→ Exercise prompt
In the entries below, count every line containing "name". Reply with the number alone.

→ Stored data
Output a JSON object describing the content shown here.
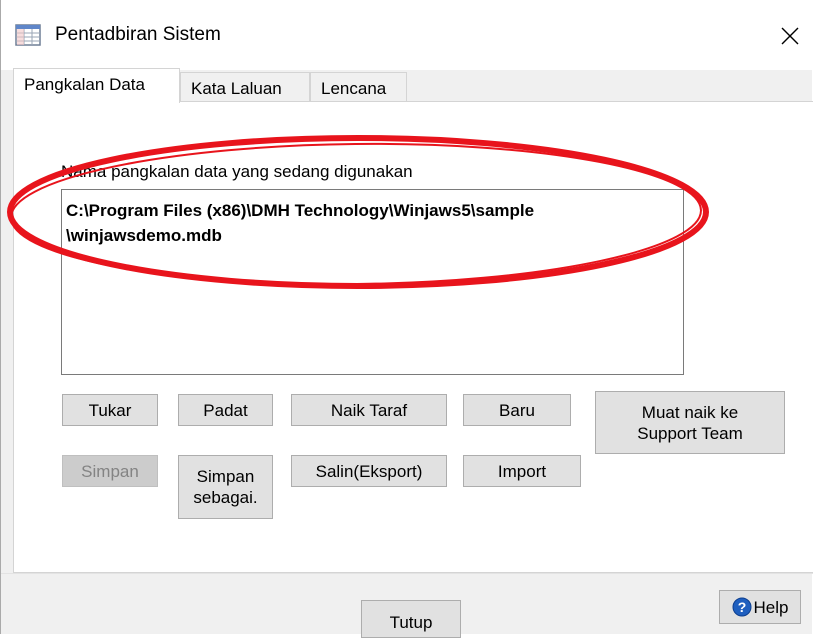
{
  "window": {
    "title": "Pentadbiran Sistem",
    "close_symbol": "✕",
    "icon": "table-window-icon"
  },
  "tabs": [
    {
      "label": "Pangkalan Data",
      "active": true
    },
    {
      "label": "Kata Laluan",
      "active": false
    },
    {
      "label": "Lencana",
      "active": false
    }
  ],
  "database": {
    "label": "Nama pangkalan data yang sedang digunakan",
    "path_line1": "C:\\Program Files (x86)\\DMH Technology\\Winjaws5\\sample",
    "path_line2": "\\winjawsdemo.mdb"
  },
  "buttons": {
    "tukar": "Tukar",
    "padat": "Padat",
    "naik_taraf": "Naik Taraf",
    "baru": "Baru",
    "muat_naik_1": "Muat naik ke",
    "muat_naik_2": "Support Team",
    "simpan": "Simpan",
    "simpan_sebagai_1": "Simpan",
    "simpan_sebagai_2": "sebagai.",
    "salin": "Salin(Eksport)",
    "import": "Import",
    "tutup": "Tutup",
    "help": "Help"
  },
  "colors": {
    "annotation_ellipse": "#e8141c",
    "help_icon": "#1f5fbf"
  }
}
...
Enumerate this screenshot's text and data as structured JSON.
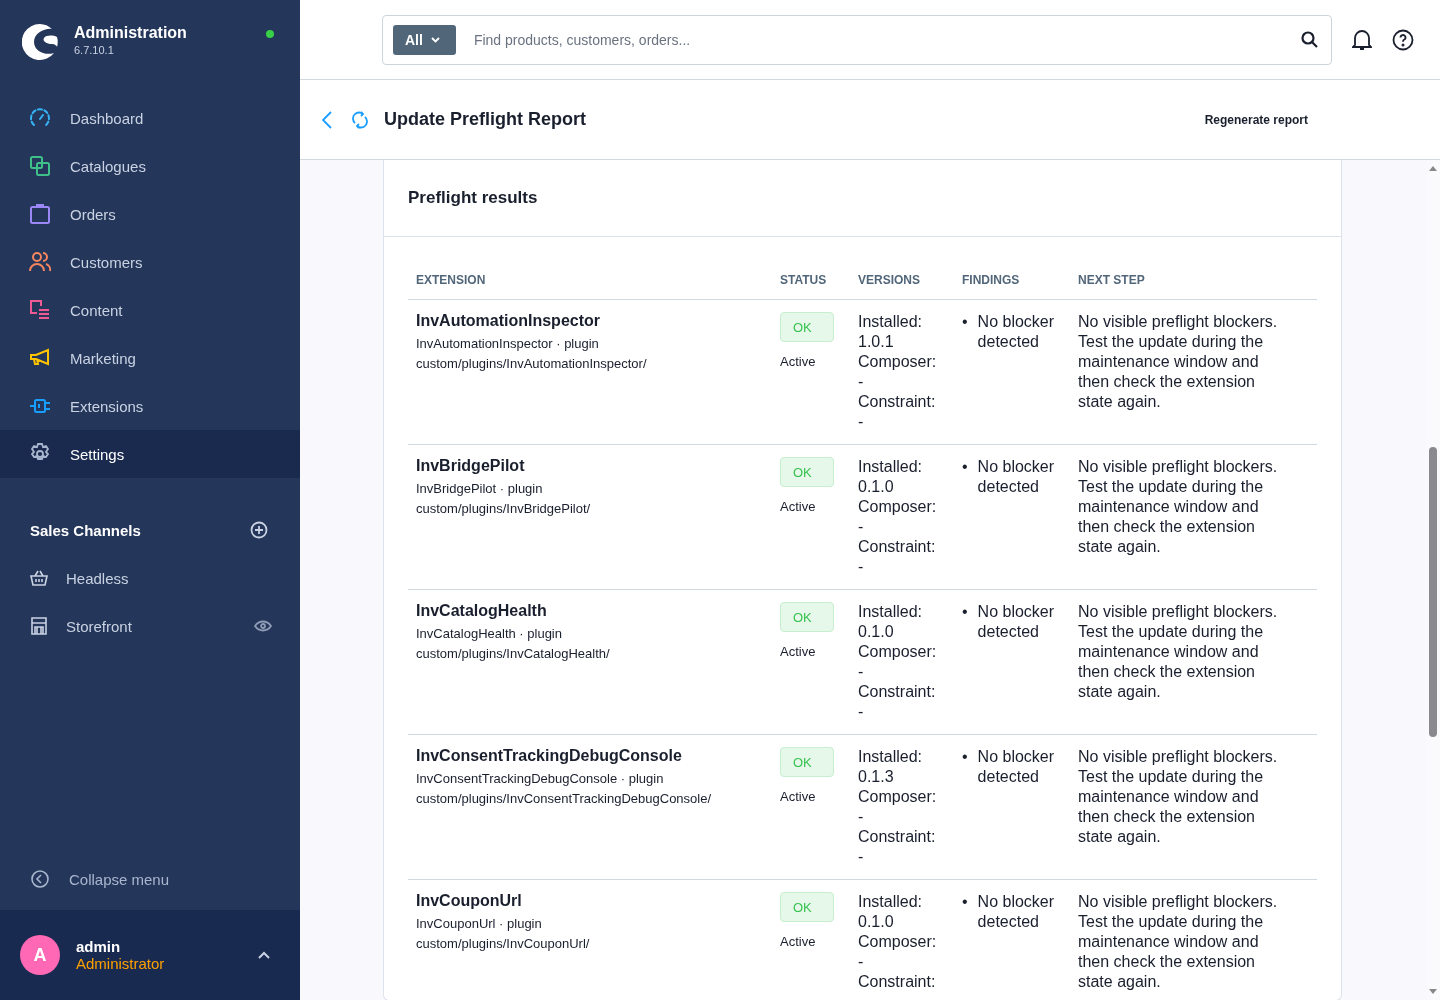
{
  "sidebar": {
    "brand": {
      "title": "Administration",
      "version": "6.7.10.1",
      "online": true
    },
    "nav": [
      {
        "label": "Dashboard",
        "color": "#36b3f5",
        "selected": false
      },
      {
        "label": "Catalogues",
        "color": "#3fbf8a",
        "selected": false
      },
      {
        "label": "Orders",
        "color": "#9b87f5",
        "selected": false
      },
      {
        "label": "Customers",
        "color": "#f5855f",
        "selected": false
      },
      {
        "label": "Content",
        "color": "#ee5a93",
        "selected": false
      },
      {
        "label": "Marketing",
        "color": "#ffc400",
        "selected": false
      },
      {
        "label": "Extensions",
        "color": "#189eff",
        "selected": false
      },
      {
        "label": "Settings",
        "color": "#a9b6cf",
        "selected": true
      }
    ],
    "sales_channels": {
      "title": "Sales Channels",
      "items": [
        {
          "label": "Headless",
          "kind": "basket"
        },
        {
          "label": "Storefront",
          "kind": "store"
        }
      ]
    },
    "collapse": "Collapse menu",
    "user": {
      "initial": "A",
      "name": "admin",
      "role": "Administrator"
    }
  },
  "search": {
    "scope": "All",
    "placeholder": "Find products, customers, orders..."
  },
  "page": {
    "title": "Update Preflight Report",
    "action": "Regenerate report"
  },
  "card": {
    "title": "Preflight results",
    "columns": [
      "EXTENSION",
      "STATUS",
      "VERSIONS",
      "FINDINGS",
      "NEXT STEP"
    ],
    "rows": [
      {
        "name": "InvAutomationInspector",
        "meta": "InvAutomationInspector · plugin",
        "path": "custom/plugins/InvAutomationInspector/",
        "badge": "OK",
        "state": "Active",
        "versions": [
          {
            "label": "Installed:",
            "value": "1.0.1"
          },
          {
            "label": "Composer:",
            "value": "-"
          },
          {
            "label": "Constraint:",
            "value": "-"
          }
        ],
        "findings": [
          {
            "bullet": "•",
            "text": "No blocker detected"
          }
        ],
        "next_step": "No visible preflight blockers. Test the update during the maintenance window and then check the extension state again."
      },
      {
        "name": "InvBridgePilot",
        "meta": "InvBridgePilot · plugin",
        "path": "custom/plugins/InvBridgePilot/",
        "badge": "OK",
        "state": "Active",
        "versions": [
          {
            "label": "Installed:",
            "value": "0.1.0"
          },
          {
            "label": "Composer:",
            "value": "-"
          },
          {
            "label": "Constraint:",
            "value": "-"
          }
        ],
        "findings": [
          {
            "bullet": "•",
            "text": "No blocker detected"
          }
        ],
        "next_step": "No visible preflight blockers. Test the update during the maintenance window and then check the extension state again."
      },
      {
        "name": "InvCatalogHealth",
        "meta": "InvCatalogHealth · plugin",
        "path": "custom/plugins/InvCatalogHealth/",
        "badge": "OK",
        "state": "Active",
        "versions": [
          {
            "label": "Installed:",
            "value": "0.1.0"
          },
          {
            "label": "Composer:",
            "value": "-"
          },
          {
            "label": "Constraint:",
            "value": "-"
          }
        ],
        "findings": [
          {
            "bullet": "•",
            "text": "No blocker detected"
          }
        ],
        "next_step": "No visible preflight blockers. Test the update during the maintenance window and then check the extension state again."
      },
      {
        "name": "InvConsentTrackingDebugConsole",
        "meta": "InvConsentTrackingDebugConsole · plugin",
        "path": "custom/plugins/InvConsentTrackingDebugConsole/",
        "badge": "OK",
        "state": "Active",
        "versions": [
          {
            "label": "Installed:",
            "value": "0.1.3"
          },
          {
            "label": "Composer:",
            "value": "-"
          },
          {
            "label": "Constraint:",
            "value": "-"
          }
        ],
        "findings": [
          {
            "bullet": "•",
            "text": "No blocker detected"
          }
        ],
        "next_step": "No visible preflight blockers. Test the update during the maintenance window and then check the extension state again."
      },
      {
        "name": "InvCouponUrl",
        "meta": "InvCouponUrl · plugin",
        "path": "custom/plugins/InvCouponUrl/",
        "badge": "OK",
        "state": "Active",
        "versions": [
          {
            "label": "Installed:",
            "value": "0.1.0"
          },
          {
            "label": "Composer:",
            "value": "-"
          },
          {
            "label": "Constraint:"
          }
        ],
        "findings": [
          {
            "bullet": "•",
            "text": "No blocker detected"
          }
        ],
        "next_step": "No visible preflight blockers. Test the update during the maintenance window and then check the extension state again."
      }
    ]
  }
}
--
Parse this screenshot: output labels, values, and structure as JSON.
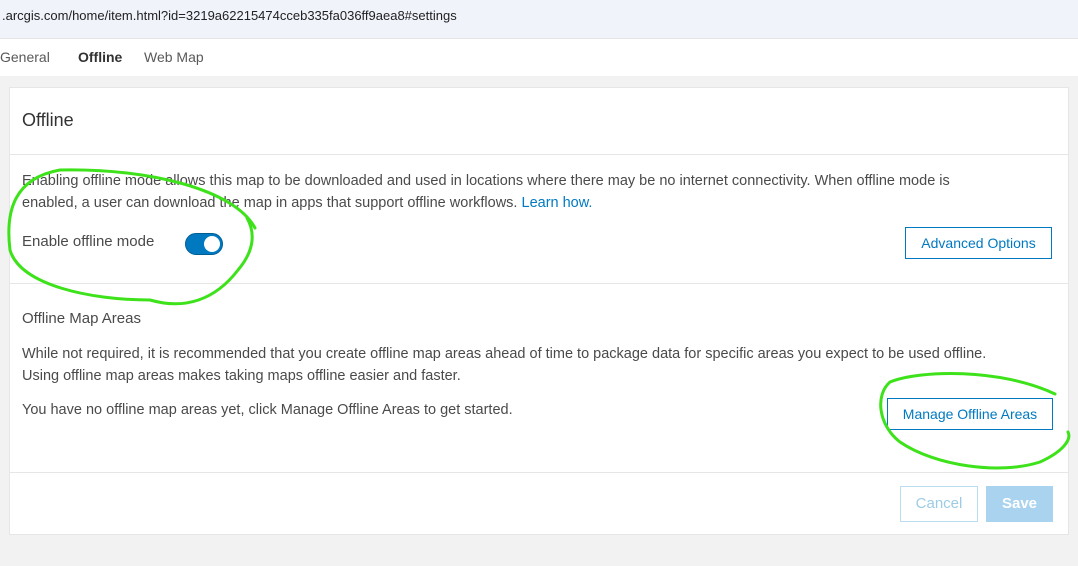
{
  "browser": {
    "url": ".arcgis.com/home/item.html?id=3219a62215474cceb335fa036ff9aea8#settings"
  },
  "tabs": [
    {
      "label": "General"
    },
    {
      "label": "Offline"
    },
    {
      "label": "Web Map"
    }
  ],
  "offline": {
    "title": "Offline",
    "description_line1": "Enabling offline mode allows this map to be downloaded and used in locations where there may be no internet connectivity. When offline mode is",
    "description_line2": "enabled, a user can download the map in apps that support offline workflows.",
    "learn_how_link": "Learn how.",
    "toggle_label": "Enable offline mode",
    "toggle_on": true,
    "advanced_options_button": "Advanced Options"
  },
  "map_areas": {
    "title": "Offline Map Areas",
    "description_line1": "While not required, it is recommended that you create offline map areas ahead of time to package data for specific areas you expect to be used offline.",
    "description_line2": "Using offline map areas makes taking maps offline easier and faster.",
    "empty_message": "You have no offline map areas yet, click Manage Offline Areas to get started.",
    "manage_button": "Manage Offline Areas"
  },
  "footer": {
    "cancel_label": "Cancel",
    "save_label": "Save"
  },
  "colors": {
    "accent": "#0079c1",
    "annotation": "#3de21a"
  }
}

→ Answer box
6